Find the count of lines in the material below that include the word "this". State nothing but that number.

• [Information given]
= Beginning of Section =

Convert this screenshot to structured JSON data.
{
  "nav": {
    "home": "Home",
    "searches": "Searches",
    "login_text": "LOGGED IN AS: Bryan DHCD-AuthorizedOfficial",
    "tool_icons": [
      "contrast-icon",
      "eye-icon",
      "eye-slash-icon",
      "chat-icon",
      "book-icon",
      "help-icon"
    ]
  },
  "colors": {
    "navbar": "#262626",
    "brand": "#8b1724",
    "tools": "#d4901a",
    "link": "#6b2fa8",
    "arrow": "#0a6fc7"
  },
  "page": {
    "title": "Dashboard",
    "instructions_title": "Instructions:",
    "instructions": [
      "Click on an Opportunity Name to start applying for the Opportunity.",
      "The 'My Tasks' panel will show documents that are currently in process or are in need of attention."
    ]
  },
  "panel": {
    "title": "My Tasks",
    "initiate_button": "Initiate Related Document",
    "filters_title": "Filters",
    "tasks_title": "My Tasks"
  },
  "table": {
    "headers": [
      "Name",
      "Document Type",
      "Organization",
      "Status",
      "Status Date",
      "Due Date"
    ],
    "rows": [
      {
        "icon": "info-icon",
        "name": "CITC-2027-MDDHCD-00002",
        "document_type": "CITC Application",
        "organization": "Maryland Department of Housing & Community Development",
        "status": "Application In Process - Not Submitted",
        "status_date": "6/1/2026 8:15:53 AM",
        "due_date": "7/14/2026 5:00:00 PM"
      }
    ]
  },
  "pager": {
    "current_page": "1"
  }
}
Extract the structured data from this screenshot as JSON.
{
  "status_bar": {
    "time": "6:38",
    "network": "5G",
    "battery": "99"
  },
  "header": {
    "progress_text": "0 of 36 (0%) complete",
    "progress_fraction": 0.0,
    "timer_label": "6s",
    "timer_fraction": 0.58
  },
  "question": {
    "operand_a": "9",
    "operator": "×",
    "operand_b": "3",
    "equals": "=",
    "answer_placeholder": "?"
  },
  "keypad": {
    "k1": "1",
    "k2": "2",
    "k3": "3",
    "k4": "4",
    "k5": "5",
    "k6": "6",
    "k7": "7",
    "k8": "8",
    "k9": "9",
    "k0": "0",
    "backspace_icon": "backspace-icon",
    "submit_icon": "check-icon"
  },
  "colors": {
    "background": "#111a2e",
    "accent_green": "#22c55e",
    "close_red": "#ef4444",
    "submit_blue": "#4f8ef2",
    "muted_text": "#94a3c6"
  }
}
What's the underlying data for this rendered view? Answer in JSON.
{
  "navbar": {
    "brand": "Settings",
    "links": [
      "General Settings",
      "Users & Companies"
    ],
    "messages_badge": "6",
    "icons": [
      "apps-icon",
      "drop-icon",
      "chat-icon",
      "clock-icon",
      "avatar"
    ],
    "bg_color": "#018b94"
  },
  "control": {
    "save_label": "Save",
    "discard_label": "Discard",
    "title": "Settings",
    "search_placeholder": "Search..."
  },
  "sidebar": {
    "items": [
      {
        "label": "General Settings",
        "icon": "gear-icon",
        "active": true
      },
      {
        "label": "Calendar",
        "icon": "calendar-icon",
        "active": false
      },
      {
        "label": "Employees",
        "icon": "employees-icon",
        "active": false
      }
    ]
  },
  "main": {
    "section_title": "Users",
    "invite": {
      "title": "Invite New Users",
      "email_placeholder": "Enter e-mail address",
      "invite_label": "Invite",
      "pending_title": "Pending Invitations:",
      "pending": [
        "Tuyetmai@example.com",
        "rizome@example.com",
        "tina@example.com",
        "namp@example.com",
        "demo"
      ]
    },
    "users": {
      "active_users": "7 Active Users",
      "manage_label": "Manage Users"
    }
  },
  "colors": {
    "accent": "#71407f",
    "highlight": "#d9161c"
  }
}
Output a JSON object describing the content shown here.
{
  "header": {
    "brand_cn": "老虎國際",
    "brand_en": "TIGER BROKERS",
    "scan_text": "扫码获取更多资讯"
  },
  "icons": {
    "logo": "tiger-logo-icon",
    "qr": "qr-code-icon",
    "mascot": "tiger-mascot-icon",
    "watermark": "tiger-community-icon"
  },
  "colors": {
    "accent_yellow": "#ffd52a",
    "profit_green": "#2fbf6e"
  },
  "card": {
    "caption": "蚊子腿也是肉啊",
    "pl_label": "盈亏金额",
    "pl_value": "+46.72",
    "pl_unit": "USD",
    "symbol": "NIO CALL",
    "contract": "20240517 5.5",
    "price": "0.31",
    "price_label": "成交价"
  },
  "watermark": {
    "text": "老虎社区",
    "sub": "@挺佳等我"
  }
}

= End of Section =

• [Reply] 3